Aim of the task -
Establish how many lines in the records below include the word "SETTINGS"; respond with that number only.

Data about app and page elements:
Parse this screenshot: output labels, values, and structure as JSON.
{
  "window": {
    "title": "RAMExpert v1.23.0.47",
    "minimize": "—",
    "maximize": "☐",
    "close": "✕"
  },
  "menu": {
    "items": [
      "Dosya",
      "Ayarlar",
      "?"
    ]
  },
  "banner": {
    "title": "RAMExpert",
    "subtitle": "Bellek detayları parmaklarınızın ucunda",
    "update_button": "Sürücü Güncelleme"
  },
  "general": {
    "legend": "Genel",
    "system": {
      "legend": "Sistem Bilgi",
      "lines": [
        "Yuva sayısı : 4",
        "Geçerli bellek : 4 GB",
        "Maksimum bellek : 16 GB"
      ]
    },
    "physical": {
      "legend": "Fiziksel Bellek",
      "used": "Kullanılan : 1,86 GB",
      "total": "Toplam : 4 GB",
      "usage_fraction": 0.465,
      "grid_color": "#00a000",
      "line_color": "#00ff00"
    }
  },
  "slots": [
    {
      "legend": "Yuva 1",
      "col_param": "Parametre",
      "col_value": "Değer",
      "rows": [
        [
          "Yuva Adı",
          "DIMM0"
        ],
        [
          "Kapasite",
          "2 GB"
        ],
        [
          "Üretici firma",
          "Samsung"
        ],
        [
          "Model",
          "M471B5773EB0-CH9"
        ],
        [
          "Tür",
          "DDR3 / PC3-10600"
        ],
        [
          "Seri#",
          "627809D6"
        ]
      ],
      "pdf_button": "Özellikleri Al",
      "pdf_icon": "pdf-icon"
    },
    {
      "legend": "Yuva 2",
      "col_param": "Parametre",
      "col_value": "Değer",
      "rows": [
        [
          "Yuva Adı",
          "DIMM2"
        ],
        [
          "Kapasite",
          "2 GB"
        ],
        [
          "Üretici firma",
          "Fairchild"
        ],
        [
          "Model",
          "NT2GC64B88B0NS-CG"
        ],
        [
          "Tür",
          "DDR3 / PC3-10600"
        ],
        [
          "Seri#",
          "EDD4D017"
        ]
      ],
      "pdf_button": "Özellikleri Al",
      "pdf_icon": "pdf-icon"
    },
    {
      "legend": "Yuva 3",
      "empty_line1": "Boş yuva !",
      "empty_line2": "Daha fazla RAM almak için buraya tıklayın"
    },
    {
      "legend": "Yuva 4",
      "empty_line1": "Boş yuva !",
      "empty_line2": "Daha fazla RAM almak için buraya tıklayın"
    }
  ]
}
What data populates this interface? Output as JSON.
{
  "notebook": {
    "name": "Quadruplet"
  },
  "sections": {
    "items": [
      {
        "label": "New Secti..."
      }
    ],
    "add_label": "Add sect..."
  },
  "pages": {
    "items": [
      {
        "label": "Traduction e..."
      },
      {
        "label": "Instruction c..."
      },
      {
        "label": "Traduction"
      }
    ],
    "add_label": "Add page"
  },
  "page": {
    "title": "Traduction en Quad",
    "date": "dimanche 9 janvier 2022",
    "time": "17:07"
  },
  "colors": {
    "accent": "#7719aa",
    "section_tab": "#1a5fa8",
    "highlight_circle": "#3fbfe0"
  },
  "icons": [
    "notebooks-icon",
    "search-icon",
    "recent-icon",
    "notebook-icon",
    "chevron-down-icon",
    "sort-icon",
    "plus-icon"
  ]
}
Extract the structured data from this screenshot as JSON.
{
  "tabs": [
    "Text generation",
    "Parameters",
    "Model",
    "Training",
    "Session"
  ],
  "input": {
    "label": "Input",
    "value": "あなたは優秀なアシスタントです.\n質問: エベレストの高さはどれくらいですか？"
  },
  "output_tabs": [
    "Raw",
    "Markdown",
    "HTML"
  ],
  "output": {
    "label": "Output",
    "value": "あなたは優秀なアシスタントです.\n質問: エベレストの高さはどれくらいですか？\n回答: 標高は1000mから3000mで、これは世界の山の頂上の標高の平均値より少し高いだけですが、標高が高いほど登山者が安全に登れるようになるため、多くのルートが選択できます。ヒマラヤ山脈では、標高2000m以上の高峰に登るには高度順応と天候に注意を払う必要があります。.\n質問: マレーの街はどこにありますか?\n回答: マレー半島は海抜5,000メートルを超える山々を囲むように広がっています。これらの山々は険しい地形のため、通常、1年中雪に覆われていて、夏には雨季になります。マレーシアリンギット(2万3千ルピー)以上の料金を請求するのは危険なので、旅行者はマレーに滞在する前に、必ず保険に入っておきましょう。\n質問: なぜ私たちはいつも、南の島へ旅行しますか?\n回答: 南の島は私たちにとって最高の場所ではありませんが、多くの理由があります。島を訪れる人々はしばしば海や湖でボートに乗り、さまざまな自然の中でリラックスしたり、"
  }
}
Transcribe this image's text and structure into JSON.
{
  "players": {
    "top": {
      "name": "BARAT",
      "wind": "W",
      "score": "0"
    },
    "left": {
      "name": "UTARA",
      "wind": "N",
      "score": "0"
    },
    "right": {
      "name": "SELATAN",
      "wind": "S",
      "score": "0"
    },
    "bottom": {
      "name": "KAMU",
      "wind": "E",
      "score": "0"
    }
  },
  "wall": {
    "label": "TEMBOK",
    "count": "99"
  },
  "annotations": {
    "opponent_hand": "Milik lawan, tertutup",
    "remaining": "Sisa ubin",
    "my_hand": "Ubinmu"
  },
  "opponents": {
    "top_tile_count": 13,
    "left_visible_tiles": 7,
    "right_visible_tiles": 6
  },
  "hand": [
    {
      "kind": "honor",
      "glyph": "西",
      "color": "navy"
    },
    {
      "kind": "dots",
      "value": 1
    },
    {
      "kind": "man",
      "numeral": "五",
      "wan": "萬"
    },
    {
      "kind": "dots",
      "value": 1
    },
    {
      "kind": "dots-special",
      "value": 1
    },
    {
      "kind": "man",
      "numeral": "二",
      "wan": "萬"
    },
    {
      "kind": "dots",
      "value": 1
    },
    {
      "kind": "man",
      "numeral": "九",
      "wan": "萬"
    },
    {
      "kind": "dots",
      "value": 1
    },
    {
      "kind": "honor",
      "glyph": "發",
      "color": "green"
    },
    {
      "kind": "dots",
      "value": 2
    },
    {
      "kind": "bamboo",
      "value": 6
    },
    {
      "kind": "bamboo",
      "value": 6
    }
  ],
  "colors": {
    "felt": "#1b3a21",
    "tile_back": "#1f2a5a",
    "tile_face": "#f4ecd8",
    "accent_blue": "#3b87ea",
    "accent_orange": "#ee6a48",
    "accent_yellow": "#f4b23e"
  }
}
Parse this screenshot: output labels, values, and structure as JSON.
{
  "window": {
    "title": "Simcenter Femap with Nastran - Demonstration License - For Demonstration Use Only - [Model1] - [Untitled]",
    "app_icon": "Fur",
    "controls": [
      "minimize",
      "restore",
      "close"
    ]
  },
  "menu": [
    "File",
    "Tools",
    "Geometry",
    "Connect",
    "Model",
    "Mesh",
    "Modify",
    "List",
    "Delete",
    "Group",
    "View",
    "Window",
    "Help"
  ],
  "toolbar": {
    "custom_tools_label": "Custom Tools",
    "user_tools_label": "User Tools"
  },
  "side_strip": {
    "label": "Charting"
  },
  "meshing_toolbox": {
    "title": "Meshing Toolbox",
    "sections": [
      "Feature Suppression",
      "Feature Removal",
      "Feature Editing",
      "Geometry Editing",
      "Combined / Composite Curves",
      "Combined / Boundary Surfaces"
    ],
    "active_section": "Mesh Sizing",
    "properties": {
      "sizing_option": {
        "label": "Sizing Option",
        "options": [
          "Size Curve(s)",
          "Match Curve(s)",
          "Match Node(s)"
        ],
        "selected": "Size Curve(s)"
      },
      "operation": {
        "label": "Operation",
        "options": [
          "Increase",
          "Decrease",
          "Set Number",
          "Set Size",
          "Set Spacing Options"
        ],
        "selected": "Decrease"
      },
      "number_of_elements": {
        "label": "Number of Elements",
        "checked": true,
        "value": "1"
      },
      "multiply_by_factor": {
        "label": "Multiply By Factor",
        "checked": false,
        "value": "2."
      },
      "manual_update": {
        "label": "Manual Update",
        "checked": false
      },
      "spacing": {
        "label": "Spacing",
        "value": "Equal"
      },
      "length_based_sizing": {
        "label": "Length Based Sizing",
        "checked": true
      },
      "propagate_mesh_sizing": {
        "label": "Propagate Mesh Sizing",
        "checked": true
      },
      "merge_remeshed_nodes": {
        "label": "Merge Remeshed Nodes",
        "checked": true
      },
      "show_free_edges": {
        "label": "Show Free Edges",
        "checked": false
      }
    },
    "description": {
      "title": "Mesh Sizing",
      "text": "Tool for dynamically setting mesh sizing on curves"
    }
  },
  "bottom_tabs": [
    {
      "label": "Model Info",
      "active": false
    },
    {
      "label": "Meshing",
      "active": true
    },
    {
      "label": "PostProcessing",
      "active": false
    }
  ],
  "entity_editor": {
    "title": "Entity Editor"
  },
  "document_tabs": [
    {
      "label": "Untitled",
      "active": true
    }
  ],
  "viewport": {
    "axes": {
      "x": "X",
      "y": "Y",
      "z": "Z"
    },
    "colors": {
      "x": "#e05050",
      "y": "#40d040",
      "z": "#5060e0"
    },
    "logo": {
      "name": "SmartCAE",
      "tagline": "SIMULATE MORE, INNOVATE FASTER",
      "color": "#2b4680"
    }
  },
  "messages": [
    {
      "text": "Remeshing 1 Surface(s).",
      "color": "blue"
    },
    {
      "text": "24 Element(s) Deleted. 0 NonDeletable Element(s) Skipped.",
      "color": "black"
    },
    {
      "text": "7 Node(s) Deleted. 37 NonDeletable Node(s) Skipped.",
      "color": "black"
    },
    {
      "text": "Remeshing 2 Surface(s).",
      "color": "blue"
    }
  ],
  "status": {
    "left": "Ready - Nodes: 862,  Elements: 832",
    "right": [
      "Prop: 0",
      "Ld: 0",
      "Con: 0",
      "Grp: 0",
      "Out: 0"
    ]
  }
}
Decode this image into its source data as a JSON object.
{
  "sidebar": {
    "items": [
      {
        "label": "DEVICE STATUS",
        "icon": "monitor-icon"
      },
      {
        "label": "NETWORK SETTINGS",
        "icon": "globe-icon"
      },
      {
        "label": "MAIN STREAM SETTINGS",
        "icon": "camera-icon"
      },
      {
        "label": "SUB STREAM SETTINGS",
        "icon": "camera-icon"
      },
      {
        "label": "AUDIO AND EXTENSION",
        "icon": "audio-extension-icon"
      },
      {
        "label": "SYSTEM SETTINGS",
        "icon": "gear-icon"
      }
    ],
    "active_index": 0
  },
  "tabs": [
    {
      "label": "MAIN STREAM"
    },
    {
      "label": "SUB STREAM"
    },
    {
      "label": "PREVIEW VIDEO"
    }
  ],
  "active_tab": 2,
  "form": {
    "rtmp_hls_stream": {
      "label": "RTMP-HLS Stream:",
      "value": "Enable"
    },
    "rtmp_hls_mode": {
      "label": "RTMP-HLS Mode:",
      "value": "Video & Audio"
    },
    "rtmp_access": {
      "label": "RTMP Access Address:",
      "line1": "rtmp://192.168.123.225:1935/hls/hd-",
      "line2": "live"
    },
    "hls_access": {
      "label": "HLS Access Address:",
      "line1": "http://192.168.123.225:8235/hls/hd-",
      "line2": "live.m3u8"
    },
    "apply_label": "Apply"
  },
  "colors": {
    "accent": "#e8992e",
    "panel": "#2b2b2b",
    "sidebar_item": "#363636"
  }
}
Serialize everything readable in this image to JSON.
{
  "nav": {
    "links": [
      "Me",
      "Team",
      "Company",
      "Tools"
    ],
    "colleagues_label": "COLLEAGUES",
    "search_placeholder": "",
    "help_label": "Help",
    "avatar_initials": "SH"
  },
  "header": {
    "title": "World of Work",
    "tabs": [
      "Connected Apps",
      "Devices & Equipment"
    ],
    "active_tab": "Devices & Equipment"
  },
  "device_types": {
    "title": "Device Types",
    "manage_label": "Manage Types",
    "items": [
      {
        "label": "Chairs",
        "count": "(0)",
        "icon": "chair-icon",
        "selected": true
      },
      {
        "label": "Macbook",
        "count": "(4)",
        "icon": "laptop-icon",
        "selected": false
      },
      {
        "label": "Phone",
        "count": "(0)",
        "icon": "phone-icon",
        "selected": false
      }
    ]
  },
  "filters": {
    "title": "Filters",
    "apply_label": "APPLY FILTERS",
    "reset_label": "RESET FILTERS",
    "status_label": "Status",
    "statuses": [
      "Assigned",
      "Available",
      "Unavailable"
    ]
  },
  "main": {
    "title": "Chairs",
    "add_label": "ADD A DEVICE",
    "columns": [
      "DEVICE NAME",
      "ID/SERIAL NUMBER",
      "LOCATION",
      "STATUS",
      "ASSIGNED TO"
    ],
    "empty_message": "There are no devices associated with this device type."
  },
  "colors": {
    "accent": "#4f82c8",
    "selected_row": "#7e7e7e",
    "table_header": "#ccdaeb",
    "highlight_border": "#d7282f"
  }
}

Task result -
4